“There are a lot of places where you don’t realize you’re losing a lot of heat through tiny holes around vents or in glazing material, or people not shutting doors correctly,” Lopez says. “Just going into our greenhouses here at Purdue, there are a lot of holes we have found.”

Energy prices have steadily risen in recent years, but plant prices have not always kept pace. Lopez says the cost of natural gas more than doubled in the last decade, while the wholesale price of a poinsettia, for example, increased from $4.21 to $4.61–only about 10 percent.

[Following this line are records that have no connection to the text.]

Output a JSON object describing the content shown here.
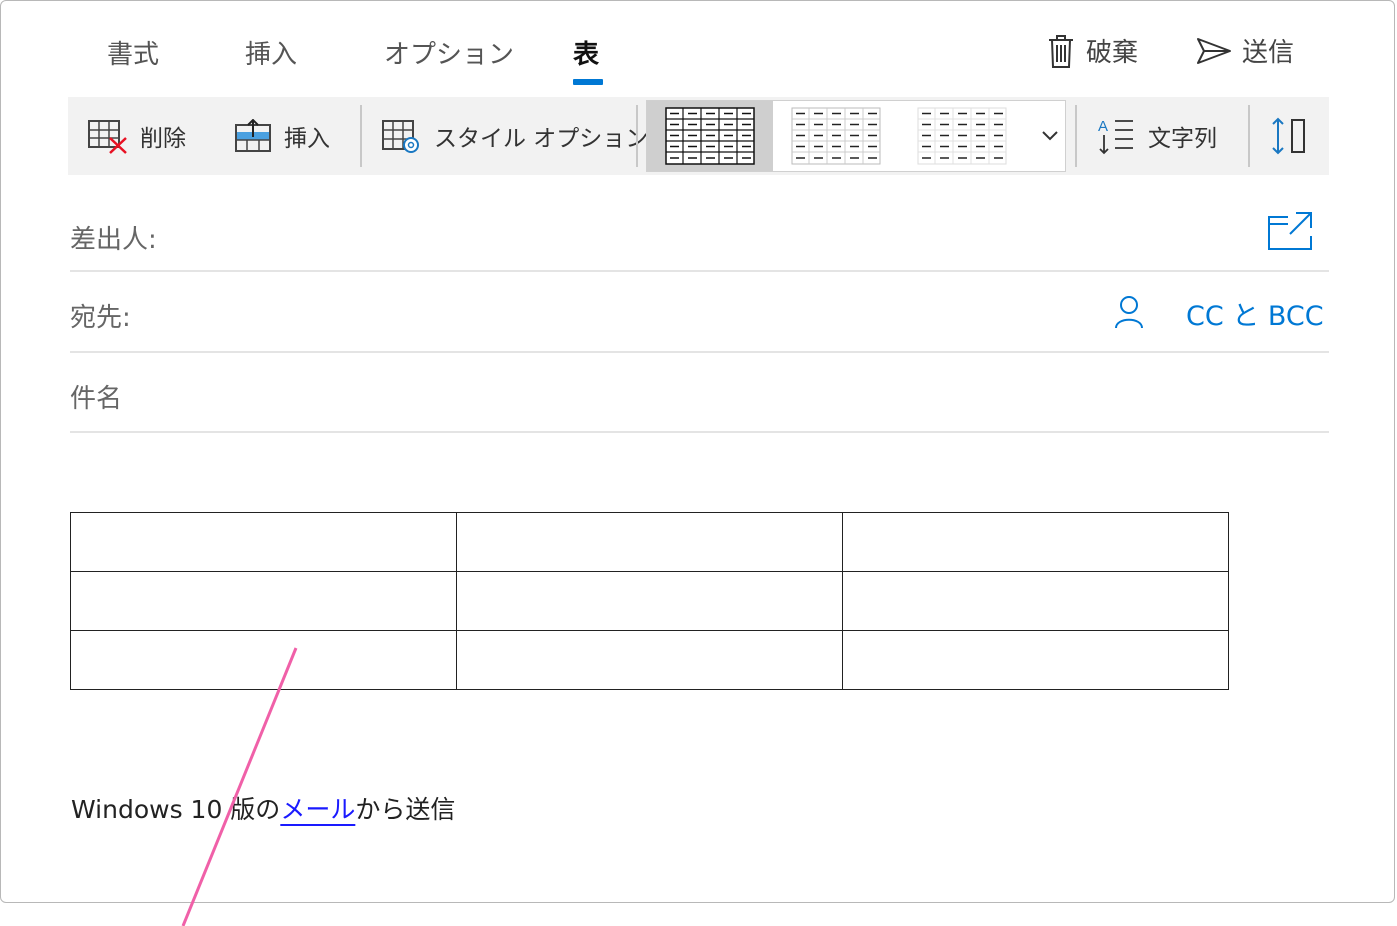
{
  "tabs": [
    {
      "label": "書式"
    },
    {
      "label": "挿入"
    },
    {
      "label": "オプション"
    },
    {
      "label": "表"
    }
  ],
  "actions": {
    "discard_label": "破棄",
    "send_label": "送信"
  },
  "ribbon": {
    "delete_label": "削除",
    "insert_label": "挿入",
    "style_options_label": "スタイル オプション",
    "text_direction_label": "文字列"
  },
  "fields": {
    "from_label": "差出人:",
    "to_label": "宛先:",
    "cc_bcc_label": "CC と BCC",
    "subject_label": "件名"
  },
  "table": {
    "rows": 3,
    "cols": 3
  },
  "signature": {
    "before": "Windows 10 版の",
    "link": "メール",
    "after": "から送信"
  },
  "colors": {
    "accent": "#0078d4",
    "annotation": "#f060a8",
    "delete_x": "#e81123"
  }
}
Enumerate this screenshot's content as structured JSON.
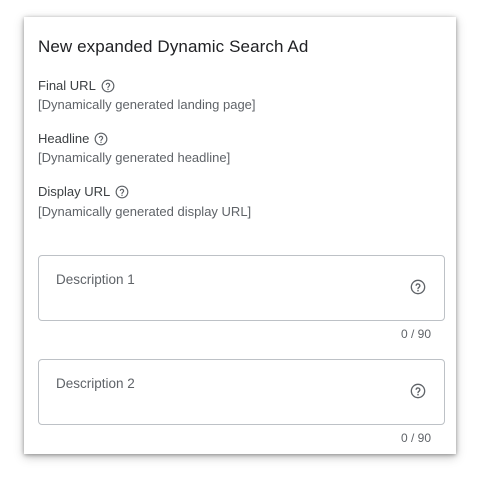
{
  "ad": {
    "title": "New expanded Dynamic Search Ad",
    "fields": [
      {
        "label": "Final URL",
        "value": "[Dynamically generated landing page]"
      },
      {
        "label": "Headline",
        "value": "[Dynamically generated headline]"
      },
      {
        "label": "Display URL",
        "value": "[Dynamically generated display URL]"
      }
    ],
    "descriptions": [
      {
        "placeholder": "Description 1",
        "counter": "0 / 90"
      },
      {
        "placeholder": "Description 2",
        "counter": "0 / 90"
      }
    ]
  },
  "icons": {
    "help": "help-circle-icon"
  }
}
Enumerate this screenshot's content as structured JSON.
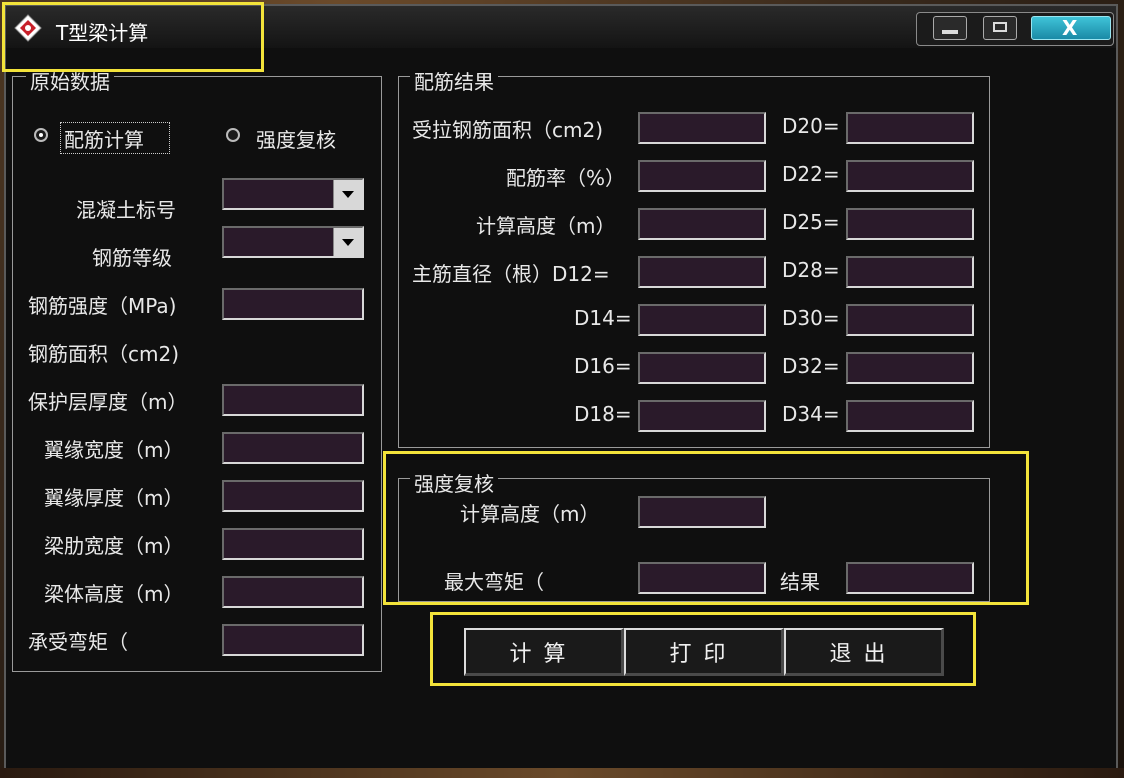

“What we have seen over the past few years is that some growers shut down over the winter to save money on heating costs,” he says. “There’s also a temptation to lower their greenhouse temperatures.”

Instead of shutting down, he suggests growers use energy curtains that serve dual purposes. The curtains can trap heat generated during the day by being drawn over the plants like a ceiling when the sun goes down. They also are useful in the summer to provide shade when it gets too hot.

If energy curtains aren’t in your budget, another good idea is to insulate the north side of a greenhouse. Lopez says it’s the side that gets the least amount of light. So insulating it won’t cost much in terms of sunlight, but could save money on heating.

Growers also could look for varieties that grow at cooler temperatures. Lopez says that could allow growers to lower temperatures in their greenhouses without affecting plant development.

Other options include finding other growers in the area to buy fuel collectively, as well as searching for grant funding through the U.S. Department of Agriculture to purchase an energy-efficient heating system.

“It’s a great tool to have,” Lopez says. “It saves a tremendous amount of energy.”